[Dataset rows describing interfaces]
================
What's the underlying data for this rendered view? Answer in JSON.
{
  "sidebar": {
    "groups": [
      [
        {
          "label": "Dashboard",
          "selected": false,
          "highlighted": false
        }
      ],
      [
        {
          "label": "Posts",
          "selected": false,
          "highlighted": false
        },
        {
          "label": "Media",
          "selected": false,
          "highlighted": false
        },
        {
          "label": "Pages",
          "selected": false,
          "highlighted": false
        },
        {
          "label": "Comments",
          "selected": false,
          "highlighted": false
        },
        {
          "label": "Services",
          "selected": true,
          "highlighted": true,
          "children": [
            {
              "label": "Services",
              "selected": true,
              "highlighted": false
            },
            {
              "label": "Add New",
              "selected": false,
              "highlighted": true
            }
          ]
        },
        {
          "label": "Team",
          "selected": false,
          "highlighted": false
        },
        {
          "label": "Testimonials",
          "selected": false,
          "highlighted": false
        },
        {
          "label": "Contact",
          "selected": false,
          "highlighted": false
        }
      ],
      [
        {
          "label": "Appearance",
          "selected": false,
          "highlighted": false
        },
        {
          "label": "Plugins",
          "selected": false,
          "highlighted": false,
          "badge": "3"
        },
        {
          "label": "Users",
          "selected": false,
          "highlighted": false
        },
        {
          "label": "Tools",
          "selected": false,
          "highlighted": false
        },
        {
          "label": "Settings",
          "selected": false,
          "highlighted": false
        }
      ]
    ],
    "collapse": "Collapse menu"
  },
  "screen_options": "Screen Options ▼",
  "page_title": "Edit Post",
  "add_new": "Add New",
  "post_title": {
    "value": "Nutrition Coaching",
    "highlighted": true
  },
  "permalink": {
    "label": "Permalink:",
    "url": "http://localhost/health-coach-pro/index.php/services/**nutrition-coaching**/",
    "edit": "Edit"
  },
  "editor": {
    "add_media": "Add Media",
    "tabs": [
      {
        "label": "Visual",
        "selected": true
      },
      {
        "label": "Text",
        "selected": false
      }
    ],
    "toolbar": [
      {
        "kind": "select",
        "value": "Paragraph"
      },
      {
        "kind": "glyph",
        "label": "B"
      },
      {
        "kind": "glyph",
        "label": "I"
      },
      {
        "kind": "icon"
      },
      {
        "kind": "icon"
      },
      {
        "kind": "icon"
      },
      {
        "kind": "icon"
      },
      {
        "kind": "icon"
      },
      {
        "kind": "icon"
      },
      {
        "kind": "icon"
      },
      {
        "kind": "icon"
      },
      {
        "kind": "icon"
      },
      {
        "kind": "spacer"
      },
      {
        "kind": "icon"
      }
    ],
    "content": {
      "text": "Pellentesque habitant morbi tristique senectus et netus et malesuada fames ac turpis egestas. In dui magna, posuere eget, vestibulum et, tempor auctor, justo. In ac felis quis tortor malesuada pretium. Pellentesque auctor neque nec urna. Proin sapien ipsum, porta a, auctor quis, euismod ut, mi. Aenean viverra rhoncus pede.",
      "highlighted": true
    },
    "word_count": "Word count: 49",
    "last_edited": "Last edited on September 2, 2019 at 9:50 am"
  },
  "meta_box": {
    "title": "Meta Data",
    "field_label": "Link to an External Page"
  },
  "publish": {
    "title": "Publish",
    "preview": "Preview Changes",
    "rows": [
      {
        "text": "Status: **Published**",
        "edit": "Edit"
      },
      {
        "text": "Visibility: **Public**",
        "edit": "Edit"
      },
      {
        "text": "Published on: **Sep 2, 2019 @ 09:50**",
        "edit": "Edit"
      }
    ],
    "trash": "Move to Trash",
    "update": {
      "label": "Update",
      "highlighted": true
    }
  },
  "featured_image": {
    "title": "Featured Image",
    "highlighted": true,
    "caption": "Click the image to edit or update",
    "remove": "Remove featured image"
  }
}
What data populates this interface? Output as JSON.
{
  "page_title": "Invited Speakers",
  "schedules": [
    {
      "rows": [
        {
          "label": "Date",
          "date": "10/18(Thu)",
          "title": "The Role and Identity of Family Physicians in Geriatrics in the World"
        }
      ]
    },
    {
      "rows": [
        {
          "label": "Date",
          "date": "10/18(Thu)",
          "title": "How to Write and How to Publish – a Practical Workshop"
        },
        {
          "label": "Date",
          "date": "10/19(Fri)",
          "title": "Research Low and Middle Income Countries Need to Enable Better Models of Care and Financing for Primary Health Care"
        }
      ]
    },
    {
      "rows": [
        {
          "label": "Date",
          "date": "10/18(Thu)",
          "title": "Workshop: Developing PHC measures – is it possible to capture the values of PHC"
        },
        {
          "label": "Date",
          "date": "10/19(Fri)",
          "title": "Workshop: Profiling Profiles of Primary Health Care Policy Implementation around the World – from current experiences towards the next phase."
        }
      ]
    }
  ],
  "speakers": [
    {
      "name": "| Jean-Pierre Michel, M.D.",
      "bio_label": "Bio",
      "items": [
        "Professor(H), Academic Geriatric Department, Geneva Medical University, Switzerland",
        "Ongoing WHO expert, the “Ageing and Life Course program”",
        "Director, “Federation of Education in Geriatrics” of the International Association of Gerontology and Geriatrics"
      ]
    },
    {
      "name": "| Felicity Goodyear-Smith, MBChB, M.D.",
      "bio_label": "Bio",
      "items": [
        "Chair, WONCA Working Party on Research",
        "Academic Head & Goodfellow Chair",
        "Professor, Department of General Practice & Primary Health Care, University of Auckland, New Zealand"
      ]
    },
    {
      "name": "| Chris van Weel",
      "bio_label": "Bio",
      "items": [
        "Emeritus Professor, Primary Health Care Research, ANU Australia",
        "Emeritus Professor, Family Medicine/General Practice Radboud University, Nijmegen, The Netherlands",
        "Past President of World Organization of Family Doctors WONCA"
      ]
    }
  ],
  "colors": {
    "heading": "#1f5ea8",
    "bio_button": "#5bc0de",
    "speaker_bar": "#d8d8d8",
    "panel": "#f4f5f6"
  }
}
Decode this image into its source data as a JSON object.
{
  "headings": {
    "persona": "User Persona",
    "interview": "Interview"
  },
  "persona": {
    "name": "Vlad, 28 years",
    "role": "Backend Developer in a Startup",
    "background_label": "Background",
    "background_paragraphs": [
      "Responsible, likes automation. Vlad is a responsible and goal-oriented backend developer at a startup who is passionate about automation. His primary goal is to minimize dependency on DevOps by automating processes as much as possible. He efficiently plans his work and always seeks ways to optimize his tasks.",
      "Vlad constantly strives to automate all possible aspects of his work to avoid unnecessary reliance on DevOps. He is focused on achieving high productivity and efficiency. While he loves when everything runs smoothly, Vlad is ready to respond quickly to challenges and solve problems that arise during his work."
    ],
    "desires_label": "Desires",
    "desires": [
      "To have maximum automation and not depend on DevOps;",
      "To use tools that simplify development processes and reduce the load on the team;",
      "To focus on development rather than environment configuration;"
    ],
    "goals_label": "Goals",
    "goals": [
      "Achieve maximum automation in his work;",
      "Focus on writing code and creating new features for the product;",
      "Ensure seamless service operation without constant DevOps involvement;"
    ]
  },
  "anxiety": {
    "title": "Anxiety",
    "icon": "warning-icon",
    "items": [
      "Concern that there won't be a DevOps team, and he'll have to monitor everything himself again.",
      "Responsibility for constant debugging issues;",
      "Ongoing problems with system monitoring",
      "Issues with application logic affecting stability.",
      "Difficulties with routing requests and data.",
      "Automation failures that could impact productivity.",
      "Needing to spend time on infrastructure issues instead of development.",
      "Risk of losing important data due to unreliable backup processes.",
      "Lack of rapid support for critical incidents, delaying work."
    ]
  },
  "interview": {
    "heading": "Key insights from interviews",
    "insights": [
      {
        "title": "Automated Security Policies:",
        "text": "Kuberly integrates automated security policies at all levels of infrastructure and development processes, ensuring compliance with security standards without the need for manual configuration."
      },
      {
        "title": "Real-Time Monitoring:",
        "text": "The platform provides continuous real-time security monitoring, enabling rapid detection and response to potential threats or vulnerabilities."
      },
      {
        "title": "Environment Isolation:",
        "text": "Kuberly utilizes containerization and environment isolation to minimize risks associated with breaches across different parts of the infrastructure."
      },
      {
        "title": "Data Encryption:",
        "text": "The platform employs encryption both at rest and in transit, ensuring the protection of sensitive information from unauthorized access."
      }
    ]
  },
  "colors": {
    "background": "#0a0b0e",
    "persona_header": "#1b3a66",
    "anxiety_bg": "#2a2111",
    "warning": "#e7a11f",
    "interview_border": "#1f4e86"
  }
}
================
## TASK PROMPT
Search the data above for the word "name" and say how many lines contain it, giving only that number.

## EXERCISE RESPONSE
4